How to verify your deployment on Etherscan with Hardhat Ignition

Step by step tutorial on how to verify source code from your Hardhat Ignition deployment on Etherscan

How to verify your deployment on Etherscan with Hardhat Ignition

Now that Hardhat Ignition is celebrating both a feature set that is reaching maturity as well as its inclusion inside Hardhat Toolbox, we’ve added several powerful new features we’re excited to show off including native create2 support, resumable deployments, and full contract type inference with Viem. The one we’ll be taking a look at today is source verification of your Hardhat Ignition deployments.

In this guide you will deploy your Hardhat Ignition module to a live network and verify the source code of each of its contracts.

Verifying a contract means making its source code public, along with the compiler settings you used, which allows anyone to verify what the contract is doing, and even compile it and run it locally. Doing this is extremely important in an open platform like Ethereum.

In this guide we’ll explain how to do this with the Etherscan explorer.

Getting an API key from Etherscan

The first thing you need is an API key from Etherscan. To get one, go to their site, sign in (or create an account if you don’t have one) and open the “API Keys” tab. Then click the “Add” button and give a name to the API key you are creating (e.g. “Hardhat”). After that you’ll see the newly created key in the list.

Open your Hardhat config and add the API key you just created:

// hardhat.config.ts 
export default { 
  // …rest of the config… 
  etherscan: { 
    apiKey: "ABCDE12345ABCDE12345ABCDE123456789", 

Deploying and verifying on the Sepolia testnet

We are going to use the Sepolia testnet to deploy and verify our Ignition module, so you need to add this network in your Hardhat config. Here we are using Alchemy to connect to the network.

This example uses a new Hardhat feature called configuration variables. Read more about `vars` and configuration variables on our announcement blog post.

// hardhat.config.ts 
// Go to, sign up, create a new App in 
// its dashboard, and set the Hardhat configuration variable 
// ALCHEMY_API_KEY to the key 
const ALCHEMY_API_KEY = vars.get("ALCHEMY_API_KEY"); 
// Replace this private key with your Sepolia test account private key 
// To export your private key from Coinbase Wallet, go to 
// Settings > Developer Settings > Show private key 
// To export your private key from Metamask, open Metamask and 
// go to Account Details > Export Private Key 
// Beware: NEVER send mainnet ETH into testing accounts 
export default { 
  // of your config... 
  networks: { 
    sepolia: { 
      url: `${ALCHEMY_API_KEY}`, 
      accounts: [SEPOLIA_PRIVATE_KEY], 

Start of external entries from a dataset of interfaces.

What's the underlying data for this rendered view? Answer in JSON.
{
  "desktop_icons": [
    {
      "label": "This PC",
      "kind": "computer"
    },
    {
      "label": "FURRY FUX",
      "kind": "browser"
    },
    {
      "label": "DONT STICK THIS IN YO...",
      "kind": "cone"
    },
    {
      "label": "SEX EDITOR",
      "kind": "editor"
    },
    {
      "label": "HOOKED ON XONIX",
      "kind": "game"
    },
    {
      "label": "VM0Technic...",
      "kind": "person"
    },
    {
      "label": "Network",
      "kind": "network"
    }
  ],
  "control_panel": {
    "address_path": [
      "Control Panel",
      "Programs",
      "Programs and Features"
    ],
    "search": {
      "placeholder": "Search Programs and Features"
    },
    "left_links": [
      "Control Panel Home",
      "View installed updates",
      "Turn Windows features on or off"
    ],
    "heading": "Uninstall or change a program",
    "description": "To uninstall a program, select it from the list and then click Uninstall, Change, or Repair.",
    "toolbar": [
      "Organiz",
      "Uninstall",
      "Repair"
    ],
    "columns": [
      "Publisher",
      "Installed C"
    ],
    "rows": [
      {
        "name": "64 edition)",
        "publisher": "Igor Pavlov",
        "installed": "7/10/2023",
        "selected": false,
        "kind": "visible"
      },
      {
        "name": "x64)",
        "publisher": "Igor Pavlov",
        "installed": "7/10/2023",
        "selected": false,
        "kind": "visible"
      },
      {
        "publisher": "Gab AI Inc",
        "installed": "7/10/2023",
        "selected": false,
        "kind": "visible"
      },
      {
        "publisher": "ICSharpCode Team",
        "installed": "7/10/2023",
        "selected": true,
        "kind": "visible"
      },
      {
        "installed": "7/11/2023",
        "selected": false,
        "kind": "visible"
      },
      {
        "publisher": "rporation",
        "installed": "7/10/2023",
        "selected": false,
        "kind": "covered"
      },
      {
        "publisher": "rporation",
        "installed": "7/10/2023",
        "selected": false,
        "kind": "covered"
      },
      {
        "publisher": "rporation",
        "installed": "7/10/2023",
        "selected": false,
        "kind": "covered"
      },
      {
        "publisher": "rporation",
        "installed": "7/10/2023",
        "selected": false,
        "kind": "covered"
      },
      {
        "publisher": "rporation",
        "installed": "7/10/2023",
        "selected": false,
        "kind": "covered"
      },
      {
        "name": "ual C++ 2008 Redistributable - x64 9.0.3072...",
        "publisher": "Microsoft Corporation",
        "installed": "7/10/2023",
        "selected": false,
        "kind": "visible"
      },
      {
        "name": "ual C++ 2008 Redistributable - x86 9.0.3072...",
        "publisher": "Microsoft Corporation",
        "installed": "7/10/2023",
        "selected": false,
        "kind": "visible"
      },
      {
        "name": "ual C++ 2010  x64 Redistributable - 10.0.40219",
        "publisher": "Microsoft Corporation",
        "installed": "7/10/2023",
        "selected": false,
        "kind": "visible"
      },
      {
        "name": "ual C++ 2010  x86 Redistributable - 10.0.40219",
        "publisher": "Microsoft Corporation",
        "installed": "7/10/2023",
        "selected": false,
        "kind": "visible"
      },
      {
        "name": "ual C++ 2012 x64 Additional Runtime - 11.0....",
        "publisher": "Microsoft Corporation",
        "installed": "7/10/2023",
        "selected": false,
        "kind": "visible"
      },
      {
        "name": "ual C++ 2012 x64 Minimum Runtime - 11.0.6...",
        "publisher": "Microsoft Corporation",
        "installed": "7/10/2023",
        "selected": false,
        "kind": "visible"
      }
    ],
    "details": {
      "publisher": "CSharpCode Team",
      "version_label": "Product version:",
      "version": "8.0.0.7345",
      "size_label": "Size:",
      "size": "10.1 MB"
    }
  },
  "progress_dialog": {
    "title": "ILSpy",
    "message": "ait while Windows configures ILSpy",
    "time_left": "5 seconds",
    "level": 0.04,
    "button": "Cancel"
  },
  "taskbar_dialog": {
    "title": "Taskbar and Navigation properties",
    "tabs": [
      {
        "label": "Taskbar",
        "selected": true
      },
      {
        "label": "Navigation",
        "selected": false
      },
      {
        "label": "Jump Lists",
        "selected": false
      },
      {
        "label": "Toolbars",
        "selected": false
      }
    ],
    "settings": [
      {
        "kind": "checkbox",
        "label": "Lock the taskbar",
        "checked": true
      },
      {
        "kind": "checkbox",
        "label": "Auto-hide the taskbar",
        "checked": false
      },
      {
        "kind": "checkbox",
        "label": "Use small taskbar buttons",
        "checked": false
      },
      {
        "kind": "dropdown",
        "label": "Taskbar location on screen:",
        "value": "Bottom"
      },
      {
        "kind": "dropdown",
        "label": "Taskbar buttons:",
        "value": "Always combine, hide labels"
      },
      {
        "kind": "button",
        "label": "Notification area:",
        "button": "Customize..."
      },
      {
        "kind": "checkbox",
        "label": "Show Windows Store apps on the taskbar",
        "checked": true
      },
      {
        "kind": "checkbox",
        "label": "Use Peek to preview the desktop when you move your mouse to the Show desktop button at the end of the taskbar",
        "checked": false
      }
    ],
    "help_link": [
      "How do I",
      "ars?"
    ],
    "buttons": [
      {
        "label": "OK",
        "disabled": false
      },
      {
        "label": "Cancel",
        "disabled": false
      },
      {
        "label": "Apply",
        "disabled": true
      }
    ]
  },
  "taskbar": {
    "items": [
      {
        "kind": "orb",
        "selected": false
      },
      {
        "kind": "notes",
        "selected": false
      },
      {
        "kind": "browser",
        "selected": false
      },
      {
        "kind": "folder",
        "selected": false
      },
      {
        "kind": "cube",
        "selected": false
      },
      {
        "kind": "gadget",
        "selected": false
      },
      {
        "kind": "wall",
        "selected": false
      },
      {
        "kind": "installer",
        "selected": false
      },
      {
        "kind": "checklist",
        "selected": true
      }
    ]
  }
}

To deploy on Sepolia you need to send some Sepolia ETH to the address that’s going to be making the deployment. You can get testnet ETH from a faucet, a service that distributes testing-ETH for free. Here is Alchemy’s Sepolia Faucet.

This guide assumes you are using the contracts and HardhatIgnition module from the quick start guide, but the steps are the same for any deployment.

Now you are ready to deploy your module to the testnet, but first we are going to make the source code of our contract unique. The reason we need to do this is that the sample code from the quick start guide is already verified in Sepolia, so if you try to verify it you’ll get a warning. If you are using your own contracts, you can likely skip this step.

Open your contract and add a comment with something unique, like your GitHub’s username. Keep in mind that whatever you include here will be, like the rest of the code, publicly available on Etherscan:

// Author: @janedoe 
contract Rocket {

You can now run the deployment using the newly added Sepolia network:

npx hardhat ignition deploy ignition/modules/Apollo.ts --network sepolia --verify

The ` — verify` flag is optional, but it tells Hardhat Ignition to verify the contracts after a successful deployment.

If you have an existing deployment and want to verify it, you can also run the `verify` task directly by passing the deployment ID:

npx hardhat ignition verify chain-11155111

If you get an error saying that the address does not have bytecode, it probably means that Etherscan has not indexed your contract yet. In that case, wait for a minute and then try again.

After the task has successfully executed, for each deployed contract you’ll see a link to its publicly verified code.

To learn more about verifying, read the hardhat-verify documentation.

Feedback welcome

We would love your feedback if you run into any issues or have any feature requests! Please open an issue on Github.